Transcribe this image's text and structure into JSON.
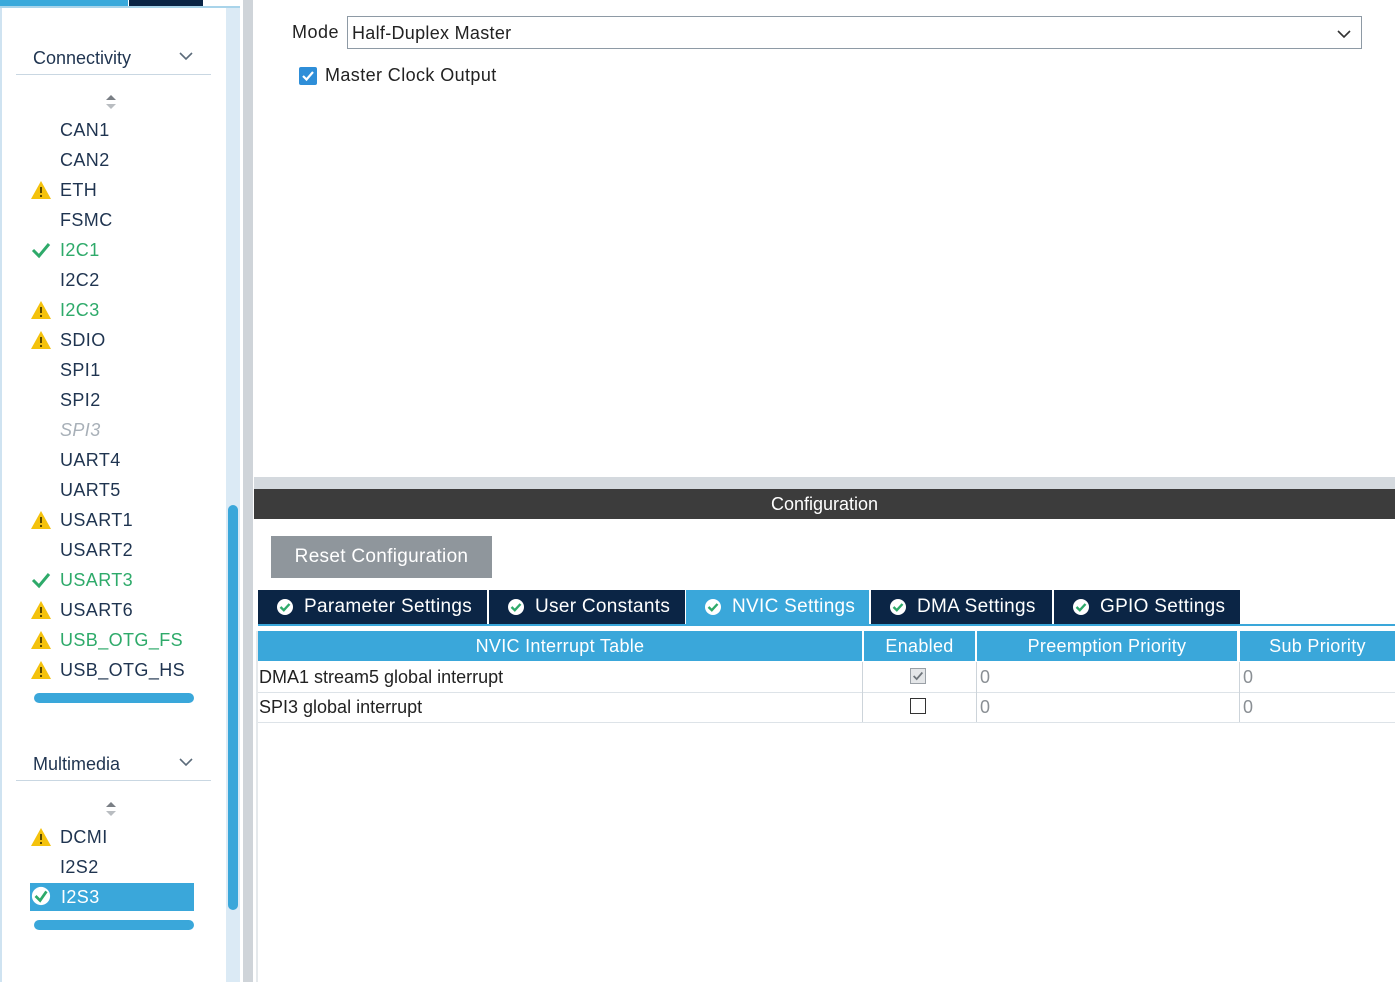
{
  "sidebar": {
    "categories": [
      {
        "label": "Connectivity",
        "items": [
          {
            "label": "CAN1",
            "status": "none"
          },
          {
            "label": "CAN2",
            "status": "none"
          },
          {
            "label": "ETH",
            "status": "warning"
          },
          {
            "label": "FSMC",
            "status": "none"
          },
          {
            "label": "I2C1",
            "status": "ok"
          },
          {
            "label": "I2C2",
            "status": "none"
          },
          {
            "label": "I2C3",
            "status": "warning"
          },
          {
            "label": "SDIO",
            "status": "warning"
          },
          {
            "label": "SPI1",
            "status": "none"
          },
          {
            "label": "SPI2",
            "status": "none"
          },
          {
            "label": "SPI3",
            "status": "disabled"
          },
          {
            "label": "UART4",
            "status": "none"
          },
          {
            "label": "UART5",
            "status": "none"
          },
          {
            "label": "USART1",
            "status": "warning"
          },
          {
            "label": "USART2",
            "status": "none"
          },
          {
            "label": "USART3",
            "status": "ok"
          },
          {
            "label": "USART6",
            "status": "warning"
          },
          {
            "label": "USB_OTG_FS",
            "status": "warning"
          },
          {
            "label": "USB_OTG_HS",
            "status": "warning"
          }
        ]
      },
      {
        "label": "Multimedia",
        "items": [
          {
            "label": "DCMI",
            "status": "warning"
          },
          {
            "label": "I2S2",
            "status": "none"
          },
          {
            "label": "I2S3",
            "status": "ok-selected"
          }
        ]
      }
    ]
  },
  "mode": {
    "label": "Mode",
    "value": "Half-Duplex Master",
    "master_clock_output_label": "Master Clock Output",
    "master_clock_output_checked": true
  },
  "configuration": {
    "header": "Configuration",
    "reset_button": "Reset Configuration",
    "tabs": [
      {
        "label": "Parameter Settings",
        "active": false
      },
      {
        "label": "User Constants",
        "active": false
      },
      {
        "label": "NVIC Settings",
        "active": true
      },
      {
        "label": "DMA Settings",
        "active": false
      },
      {
        "label": "GPIO Settings",
        "active": false
      }
    ],
    "nvic_table": {
      "columns": [
        "NVIC Interrupt Table",
        "Enabled",
        "Preemption Priority",
        "Sub Priority"
      ],
      "rows": [
        {
          "name": "DMA1 stream5 global interrupt",
          "enabled": true,
          "preemption": "0",
          "sub": "0"
        },
        {
          "name": "SPI3 global interrupt",
          "enabled": false,
          "preemption": "0",
          "sub": "0"
        }
      ]
    }
  },
  "colors": {
    "accent": "#3aa7da",
    "navy": "#0b2545",
    "warning": "#f4c20d",
    "ok": "#2eaa6a",
    "header_dark": "#3c3c3c"
  }
}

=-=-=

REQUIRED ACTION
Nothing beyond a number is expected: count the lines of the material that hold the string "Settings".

COMPLETED EXERCISE
4